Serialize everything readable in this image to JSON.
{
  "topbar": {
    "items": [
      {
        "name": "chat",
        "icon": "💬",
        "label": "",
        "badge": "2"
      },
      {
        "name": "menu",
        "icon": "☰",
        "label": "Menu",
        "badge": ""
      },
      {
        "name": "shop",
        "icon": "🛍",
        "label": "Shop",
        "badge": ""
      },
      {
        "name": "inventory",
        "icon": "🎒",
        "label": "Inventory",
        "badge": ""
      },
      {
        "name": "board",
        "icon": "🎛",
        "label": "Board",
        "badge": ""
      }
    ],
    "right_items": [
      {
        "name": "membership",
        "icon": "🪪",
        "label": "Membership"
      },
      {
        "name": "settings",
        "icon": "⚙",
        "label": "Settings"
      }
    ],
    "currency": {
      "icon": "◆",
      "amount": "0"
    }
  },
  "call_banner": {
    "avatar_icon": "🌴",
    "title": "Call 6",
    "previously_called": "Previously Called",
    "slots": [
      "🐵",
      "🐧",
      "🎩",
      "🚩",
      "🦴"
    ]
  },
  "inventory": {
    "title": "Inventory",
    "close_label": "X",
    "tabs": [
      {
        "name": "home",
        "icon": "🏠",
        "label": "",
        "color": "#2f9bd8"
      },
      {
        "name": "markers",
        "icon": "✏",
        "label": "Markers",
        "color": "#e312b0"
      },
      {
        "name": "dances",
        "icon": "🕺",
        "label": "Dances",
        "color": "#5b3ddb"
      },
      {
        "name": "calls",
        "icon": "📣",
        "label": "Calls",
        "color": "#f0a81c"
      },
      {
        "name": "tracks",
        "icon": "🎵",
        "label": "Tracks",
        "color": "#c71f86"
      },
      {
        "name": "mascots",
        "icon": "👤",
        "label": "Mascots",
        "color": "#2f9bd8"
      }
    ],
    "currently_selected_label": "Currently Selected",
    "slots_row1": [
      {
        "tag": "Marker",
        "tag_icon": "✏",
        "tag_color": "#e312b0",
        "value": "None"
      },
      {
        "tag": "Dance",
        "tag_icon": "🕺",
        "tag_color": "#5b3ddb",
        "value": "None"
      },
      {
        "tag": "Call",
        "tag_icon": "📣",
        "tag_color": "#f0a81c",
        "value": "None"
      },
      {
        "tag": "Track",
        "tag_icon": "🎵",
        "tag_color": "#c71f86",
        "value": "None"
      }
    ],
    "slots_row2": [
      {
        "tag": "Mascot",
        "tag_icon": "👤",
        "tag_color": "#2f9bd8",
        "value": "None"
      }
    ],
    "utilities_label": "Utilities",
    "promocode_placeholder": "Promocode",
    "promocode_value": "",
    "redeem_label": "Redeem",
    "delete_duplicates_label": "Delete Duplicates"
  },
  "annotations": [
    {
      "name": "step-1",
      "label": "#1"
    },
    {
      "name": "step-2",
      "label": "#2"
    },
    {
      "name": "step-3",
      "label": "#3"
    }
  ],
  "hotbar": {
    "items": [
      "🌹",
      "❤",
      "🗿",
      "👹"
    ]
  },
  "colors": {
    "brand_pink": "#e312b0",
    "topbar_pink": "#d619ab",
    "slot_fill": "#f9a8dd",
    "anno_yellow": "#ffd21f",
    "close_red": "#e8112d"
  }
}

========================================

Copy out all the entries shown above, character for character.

Serialize everything readable in this image to JSON.
{
  "topbar": {
    "items": [
      {
        "name": "chat",
        "icon": "💬",
        "label": "",
        "badge": "2"
      },
      {
        "name": "menu",
        "icon": "☰",
        "label": "Menu",
        "badge": ""
      },
      {
        "name": "shop",
        "icon": "🛍",
        "label": "Shop",
        "badge": ""
      },
      {
        "name": "inventory",
        "icon": "🎒",
        "label": "Inventory",
        "badge": ""
      },
      {
        "name": "board",
        "icon": "🎛",
        "label": "Board",
        "badge": ""
      }
    ],
    "right_items": [
      {
        "name": "membership",
        "icon": "🪪",
        "label": "Membership"
      },
      {
        "name": "settings",
        "icon": "⚙",
        "label": "Settings"
      }
    ],
    "currency": {
      "icon": "◆",
      "amount": "0"
    }
  },
  "call_banner": {
    "avatar_icon": "🌴",
    "title": "Call 6",
    "previously_called": "Previously Called",
    "slots": [
      "🐵",
      "🐧",
      "🎩",
      "🚩",
      "🦴"
    ]
  },
  "inventory": {
    "title": "Inventory",
    "close_label": "X",
    "tabs": [
      {
        "name": "home",
        "icon": "🏠",
        "label": "",
        "color": "#2f9bd8"
      },
      {
        "name": "markers",
        "icon": "✏",
        "label": "Markers",
        "color": "#e312b0"
      },
      {
        "name": "dances",
        "icon": "🕺",
        "label": "Dances",
        "color": "#5b3ddb"
      },
      {
        "name": "calls",
        "icon": "📣",
        "label": "Calls",
        "color": "#f0a81c"
      },
      {
        "name": "tracks",
        "icon": "🎵",
        "label": "Tracks",
        "color": "#c71f86"
      },
      {
        "name": "mascots",
        "icon": "👤",
        "label": "Mascots",
        "color": "#2f9bd8"
      }
    ],
    "currently_selected_label": "Currently Selected",
    "slots_row1": [
      {
        "tag": "Marker",
        "tag_icon": "✏",
        "tag_color": "#e312b0",
        "value": "None"
      },
      {
        "tag": "Dance",
        "tag_icon": "🕺",
        "tag_color": "#5b3ddb",
        "value": "None"
      },
      {
        "tag": "Call",
        "tag_icon": "📣",
        "tag_color": "#f0a81c",
        "value": "None"
      },
      {
        "tag": "Track",
        "tag_icon": "🎵",
        "tag_color": "#c71f86",
        "value": "None"
      }
    ],
    "slots_row2": [
      {
        "tag": "Mascot",
        "tag_icon": "👤",
        "tag_color": "#2f9bd8",
        "value": "None"
      }
    ],
    "utilities_label": "Utilities",
    "promocode_placeholder": "Promocode",
    "promocode_value": "",
    "redeem_label": "Redeem",
    "delete_duplicates_label": "Delete Duplicates"
  },
  "annotations": [
    {
      "name": "step-1",
      "label": "#1"
    },
    {
      "name": "step-2",
      "label": "#2"
    },
    {
      "name": "step-3",
      "label": "#3"
    }
  ],
  "hotbar": {
    "items": [
      "🌹",
      "❤",
      "🗿",
      "👹"
    ]
  },
  "colors": {
    "brand_pink": "#e312b0",
    "topbar_pink": "#d619ab",
    "slot_fill": "#f9a8dd",
    "anno_yellow": "#ffd21f",
    "close_red": "#e8112d"
  }
}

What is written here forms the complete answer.